There is a ton of magnificent architecture throughout the city of Bucharest, I’m sure you have noticed throughout our tour so far. But, it is quite crazy to think that there are many individuals and families who reside in some of these beautiful and uniquely Bucharest style buildings. The half-moon style building on the corner of the intersection up ahead is known as Blocul Adriatica Trieste. It was originally built in 1926 for an insurance company, but nowadays it has been renovated into an apartment building. People who live here say the interior is adorned with beautiful intricate hallways and staircases, and mass amounts of marble. The elaborate elevator doors were even noted a handful of times, due to its beauty. Yes, it could perhaps use a bit of restoration, but the building is filled with character, charm, and the personality of Bucharest.
Podul Națiunile Unite, Dâmbovița River, București, Romania
Strada Gheorghe Danielopol 2, București 030167, Romania
We have arrived to another large and elegant building! This is the Bucharest Court of Appeal that primarily handles appeals against judgments and decisions made by lower courts in civil, criminal, commercial, and administrative cases. This Romanian High Court is an essential aspect of the country’s legal system and has been for quite some time. The court has gone through many different time periods and of course one being during the Communist rule. Since then the Court of Appeal stands for transparency and justice.
The magnificent building the court lives in was built in the 19th century as a palace reflecting the popular neoclassical style of time period. Its grand facade with towering columns and intricate details help reflect the importance of the work going on inside its walls too.

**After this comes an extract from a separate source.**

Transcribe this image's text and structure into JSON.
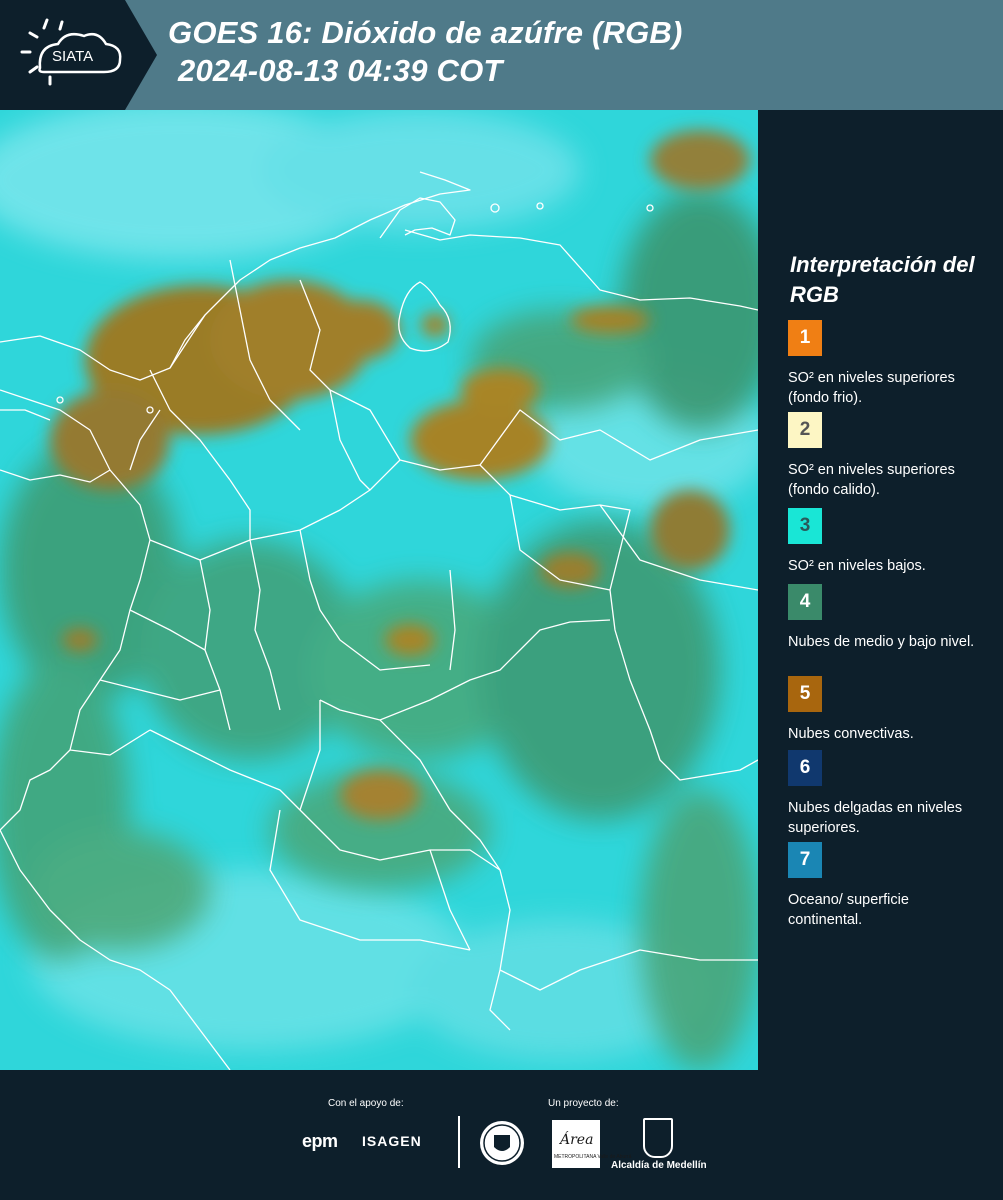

Strada Poenaru Bordea 12, București 030167, Romania
If you are interested in learning more about local Bucharest art, look no further than Elite Art Gallery! A smaller gallery, but nonetheless with lovely works of art. If it’s a hot day and you are needing some cover, or you simply love the world of art, this is a fantastic place to immerse yourself in the city of Bucharest.

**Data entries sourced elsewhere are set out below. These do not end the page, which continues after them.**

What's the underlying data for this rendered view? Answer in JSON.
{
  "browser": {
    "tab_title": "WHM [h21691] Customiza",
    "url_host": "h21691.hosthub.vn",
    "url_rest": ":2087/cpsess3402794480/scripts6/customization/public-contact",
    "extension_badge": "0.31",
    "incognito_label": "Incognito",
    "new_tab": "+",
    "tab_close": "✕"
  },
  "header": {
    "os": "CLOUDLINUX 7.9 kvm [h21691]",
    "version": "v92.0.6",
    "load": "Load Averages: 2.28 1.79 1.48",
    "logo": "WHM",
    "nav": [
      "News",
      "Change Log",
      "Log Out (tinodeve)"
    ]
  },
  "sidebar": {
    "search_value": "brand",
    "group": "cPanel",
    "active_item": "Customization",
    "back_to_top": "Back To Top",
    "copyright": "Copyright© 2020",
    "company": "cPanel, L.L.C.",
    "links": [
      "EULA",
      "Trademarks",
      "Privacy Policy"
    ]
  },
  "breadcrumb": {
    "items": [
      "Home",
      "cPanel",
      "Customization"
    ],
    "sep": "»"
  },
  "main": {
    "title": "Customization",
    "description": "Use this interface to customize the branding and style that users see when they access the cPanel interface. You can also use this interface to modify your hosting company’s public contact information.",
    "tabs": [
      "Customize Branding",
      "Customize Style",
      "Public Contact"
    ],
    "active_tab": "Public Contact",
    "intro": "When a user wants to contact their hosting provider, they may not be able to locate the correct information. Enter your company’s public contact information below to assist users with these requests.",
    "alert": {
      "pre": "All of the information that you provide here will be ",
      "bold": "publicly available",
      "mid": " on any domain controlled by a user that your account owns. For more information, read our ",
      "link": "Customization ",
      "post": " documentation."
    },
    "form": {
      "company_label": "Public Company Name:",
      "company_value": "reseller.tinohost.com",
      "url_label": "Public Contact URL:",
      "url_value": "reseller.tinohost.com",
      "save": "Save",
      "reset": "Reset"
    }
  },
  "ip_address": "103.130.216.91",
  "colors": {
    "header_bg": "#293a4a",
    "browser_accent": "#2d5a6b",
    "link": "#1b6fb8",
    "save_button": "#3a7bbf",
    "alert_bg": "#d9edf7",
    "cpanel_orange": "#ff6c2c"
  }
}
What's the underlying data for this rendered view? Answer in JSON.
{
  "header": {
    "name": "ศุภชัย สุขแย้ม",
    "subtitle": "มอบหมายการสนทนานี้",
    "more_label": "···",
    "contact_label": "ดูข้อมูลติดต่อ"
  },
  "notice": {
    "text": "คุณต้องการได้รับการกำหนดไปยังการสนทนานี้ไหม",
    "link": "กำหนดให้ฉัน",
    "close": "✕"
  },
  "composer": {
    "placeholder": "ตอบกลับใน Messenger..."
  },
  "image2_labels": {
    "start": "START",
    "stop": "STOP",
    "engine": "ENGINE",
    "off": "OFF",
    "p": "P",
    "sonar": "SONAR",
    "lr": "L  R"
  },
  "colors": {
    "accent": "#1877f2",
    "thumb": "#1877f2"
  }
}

Strada Apolodor 4, București 030167, Romania
Bulevardul Unirii 1, București 030167, Romania
Piața Constituției 5, București 040104, Romania

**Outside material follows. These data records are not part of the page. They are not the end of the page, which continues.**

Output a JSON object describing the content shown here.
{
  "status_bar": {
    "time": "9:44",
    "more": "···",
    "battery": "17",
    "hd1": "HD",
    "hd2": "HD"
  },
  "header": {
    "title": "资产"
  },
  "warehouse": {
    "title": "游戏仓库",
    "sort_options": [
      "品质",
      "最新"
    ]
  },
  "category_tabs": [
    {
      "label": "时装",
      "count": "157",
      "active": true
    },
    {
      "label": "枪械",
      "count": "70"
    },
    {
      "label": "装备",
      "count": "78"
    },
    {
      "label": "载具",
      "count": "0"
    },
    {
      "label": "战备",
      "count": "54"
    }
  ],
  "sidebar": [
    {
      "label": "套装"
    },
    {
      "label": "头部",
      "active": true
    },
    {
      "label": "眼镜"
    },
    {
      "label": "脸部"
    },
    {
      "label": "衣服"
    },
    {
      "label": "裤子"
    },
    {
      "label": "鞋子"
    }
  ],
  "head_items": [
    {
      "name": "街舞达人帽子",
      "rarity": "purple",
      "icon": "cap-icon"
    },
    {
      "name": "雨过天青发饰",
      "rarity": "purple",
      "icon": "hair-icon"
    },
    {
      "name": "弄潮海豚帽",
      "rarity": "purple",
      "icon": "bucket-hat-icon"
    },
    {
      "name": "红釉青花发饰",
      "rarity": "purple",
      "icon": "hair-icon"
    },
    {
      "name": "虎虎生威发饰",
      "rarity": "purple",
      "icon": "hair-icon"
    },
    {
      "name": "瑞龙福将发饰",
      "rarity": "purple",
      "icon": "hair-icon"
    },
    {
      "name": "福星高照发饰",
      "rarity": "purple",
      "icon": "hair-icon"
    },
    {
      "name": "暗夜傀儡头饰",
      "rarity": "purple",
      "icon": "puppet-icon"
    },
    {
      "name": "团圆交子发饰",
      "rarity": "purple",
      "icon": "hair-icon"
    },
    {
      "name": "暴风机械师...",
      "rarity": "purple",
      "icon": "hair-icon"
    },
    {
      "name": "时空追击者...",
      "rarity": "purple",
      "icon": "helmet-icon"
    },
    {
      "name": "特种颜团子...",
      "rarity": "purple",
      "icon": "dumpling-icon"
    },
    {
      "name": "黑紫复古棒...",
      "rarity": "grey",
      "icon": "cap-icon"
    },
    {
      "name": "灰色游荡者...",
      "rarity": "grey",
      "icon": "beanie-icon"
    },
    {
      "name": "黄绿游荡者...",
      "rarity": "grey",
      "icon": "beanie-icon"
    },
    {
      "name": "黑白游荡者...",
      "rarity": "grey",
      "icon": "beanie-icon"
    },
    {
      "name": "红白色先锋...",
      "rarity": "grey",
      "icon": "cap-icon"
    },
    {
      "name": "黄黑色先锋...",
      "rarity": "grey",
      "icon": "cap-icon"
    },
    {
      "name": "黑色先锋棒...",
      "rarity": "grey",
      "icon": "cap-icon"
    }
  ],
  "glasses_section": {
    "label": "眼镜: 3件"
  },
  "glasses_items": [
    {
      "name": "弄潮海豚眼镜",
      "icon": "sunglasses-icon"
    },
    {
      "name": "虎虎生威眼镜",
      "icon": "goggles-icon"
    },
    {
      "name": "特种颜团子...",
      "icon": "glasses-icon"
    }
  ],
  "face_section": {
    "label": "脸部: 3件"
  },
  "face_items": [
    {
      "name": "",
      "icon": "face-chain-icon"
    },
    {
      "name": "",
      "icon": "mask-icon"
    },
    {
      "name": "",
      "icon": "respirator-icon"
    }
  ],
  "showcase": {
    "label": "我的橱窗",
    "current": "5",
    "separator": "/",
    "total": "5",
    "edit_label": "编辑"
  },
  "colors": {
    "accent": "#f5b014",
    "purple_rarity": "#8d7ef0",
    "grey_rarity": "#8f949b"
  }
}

We have arrived at our final and perhaps most grand destination! Right ahead is the Palace of the Parliament and is one of the most iconic landmarks in the entire country of Romania. Not only is this the seat of the Parliament of Romania, it is known around the world for being one of the largest and most extravagant administrative buildings ever to be built. Ironically enough the building was commissioned in 1984 by Nicolae Ceausescu, the president of Communist Russia. He was inspired by the mass adulation and systematization happening in North Korea and imposed the extreme and radical program throughout Romania. With his socialist ideals, he desired a palace to uphold the same values in the socialist realism style. At the time the Palace of Parliament went by the name of the House of the Republic, and it was the center of his reorganization.
The House of the Republic was built upon the Uranus-Izvor neighborhood, therefore 40,000 people were relocated from the area thus resulting in the demolition of Uranus-Izvor. The construction cost about 3 billion dollars even though the work was fulfilled with forced labor and Romania soldiers.
Thankfully Communist power was forced out of Romania, and they finally gained their independence in 1989. Afterwards the House of the Republic turned over to the Palace of Parliament and has continued to support democracy throughout the country. Of course the large building has a devastating past, it also reflects Romania’s strong and heartfelt community and its path for continued success.
This is officially the end of our Bucharest, Romania tour! Thank you so much for joining me walking through many different parts of the country’s capital. We got to experience and learn so much during this tour, from historical sites to art and delicious food. I hope you enjoy the rest of your time in the fantastic city of Bucharest, and perhaps you’ll just have to get more papanasi huh?